- **Aim of the task**: What do the entries below say? Restate them word for word.
--- Raw data Enclosed Below ---
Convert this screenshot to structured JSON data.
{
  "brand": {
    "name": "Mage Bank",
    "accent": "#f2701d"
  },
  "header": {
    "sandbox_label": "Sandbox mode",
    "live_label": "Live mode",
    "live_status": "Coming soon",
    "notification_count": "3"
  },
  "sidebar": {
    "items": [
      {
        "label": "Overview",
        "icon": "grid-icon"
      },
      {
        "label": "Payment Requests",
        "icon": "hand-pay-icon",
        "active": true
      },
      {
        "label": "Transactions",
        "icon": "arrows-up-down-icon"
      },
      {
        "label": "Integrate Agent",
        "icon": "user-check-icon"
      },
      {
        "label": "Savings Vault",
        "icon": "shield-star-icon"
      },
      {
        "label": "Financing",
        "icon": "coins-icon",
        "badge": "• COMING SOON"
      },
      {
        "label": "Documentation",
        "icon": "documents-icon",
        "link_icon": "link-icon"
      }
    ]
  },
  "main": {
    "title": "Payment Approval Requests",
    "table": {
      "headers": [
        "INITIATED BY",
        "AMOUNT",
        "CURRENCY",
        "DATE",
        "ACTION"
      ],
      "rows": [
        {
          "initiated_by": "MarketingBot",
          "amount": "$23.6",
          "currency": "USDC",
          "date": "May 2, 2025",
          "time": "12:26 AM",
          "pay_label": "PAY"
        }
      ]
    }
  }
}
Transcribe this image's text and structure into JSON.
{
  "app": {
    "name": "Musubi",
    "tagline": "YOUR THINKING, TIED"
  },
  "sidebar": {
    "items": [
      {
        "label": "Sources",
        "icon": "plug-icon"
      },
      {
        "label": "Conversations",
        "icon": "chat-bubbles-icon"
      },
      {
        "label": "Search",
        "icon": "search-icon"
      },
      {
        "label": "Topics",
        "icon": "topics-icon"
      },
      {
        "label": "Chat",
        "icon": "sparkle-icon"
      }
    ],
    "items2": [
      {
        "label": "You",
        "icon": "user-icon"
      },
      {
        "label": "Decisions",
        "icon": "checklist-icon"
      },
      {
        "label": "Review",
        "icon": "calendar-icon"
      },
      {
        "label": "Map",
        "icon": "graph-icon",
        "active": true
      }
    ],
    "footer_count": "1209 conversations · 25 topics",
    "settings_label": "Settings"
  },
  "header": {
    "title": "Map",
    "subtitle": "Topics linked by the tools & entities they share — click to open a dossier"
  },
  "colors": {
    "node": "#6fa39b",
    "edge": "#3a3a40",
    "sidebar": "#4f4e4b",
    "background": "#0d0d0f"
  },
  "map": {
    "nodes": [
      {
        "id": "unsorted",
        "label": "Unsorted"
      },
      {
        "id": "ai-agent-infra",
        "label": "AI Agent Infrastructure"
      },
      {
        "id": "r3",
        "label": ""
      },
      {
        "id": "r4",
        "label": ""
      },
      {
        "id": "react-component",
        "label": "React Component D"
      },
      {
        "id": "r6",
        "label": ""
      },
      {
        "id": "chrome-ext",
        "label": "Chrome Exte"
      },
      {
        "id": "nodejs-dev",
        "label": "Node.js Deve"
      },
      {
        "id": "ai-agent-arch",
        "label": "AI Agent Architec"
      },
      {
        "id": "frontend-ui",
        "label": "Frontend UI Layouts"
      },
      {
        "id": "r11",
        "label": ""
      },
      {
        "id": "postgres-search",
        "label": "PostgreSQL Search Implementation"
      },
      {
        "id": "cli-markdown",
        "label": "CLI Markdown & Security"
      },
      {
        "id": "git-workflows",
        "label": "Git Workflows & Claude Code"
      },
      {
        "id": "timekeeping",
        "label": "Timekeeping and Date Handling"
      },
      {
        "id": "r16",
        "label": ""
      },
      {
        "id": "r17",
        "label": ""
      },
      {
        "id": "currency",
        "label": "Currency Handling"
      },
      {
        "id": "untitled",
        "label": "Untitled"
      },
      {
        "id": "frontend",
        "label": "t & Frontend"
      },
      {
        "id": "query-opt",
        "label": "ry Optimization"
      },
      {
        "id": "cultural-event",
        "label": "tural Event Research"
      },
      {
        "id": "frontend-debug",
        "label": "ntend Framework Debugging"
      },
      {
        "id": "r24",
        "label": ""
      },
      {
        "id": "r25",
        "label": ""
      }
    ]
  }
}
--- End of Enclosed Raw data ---
- **Exercise result**:
Convert this screenshot to structured JSON data.
{
  "brand": {
    "name": "Mage Bank",
    "accent": "#f2701d"
  },
  "header": {
    "sandbox_label": "Sandbox mode",
    "live_label": "Live mode",
    "live_status": "Coming soon",
    "notification_count": "3"
  },
  "sidebar": {
    "items": [
      {
        "label": "Overview",
        "icon": "grid-icon"
      },
      {
        "label": "Payment Requests",
        "icon": "hand-pay-icon",
        "active": true
      },
      {
        "label": "Transactions",
        "icon": "arrows-up-down-icon"
      },
      {
        "label": "Integrate Agent",
        "icon": "user-check-icon"
      },
      {
        "label": "Savings Vault",
        "icon": "shield-star-icon"
      },
      {
        "label": "Financing",
        "icon": "coins-icon",
        "badge": "• COMING SOON"
      },
      {
        "label": "Documentation",
        "icon": "documents-icon",
        "link_icon": "link-icon"
      }
    ]
  },
  "main": {
    "title": "Payment Approval Requests",
    "table": {
      "headers": [
        "INITIATED BY",
        "AMOUNT",
        "CURRENCY",
        "DATE",
        "ACTION"
      ],
      "rows": [
        {
          "initiated_by": "MarketingBot",
          "amount": "$23.6",
          "currency": "USDC",
          "date": "May 2, 2025",
          "time": "12:26 AM",
          "pay_label": "PAY"
        }
      ]
    }
  }
}
Transcribe this image's text and structure into JSON.
{
  "app": {
    "name": "Musubi",
    "tagline": "YOUR THINKING, TIED"
  },
  "sidebar": {
    "items": [
      {
        "label": "Sources",
        "icon": "plug-icon"
      },
      {
        "label": "Conversations",
        "icon": "chat-bubbles-icon"
      },
      {
        "label": "Search",
        "icon": "search-icon"
      },
      {
        "label": "Topics",
        "icon": "topics-icon"
      },
      {
        "label": "Chat",
        "icon": "sparkle-icon"
      }
    ],
    "items2": [
      {
        "label": "You",
        "icon": "user-icon"
      },
      {
        "label": "Decisions",
        "icon": "checklist-icon"
      },
      {
        "label": "Review",
        "icon": "calendar-icon"
      },
      {
        "label": "Map",
        "icon": "graph-icon",
        "active": true
      }
    ],
    "footer_count": "1209 conversations · 25 topics",
    "settings_label": "Settings"
  },
  "header": {
    "title": "Map",
    "subtitle": "Topics linked by the tools & entities they share — click to open a dossier"
  },
  "colors": {
    "node": "#6fa39b",
    "edge": "#3a3a40",
    "sidebar": "#4f4e4b",
    "background": "#0d0d0f"
  },
  "map": {
    "nodes": [
      {
        "id": "unsorted",
        "label": "Unsorted"
      },
      {
        "id": "ai-agent-infra",
        "label": "AI Agent Infrastructure"
      },
      {
        "id": "r3",
        "label": ""
      },
      {
        "id": "r4",
        "label": ""
      },
      {
        "id": "react-component",
        "label": "React Component D"
      },
      {
        "id": "r6",
        "label": ""
      },
      {
        "id": "chrome-ext",
        "label": "Chrome Exte"
      },
      {
        "id": "nodejs-dev",
        "label": "Node.js Deve"
      },
      {
        "id": "ai-agent-arch",
        "label": "AI Agent Architec"
      },
      {
        "id": "frontend-ui",
        "label": "Frontend UI Layouts"
      },
      {
        "id": "r11",
        "label": ""
      },
      {
        "id": "postgres-search",
        "label": "PostgreSQL Search Implementation"
      },
      {
        "id": "cli-markdown",
        "label": "CLI Markdown & Security"
      },
      {
        "id": "git-workflows",
        "label": "Git Workflows & Claude Code"
      },
      {
        "id": "timekeeping",
        "label": "Timekeeping and Date Handling"
      },
      {
        "id": "r16",
        "label": ""
      },
      {
        "id": "r17",
        "label": ""
      },
      {
        "id": "currency",
        "label": "Currency Handling"
      },
      {
        "id": "untitled",
        "label": "Untitled"
      },
      {
        "id": "frontend",
        "label": "t & Frontend"
      },
      {
        "id": "query-opt",
        "label": "ry Optimization"
      },
      {
        "id": "cultural-event",
        "label": "tural Event Research"
      },
      {
        "id": "frontend-debug",
        "label": "ntend Framework Debugging"
      },
      {
        "id": "r24",
        "label": ""
      },
      {
        "id": "r25",
        "label": ""
      }
    ]
  }
}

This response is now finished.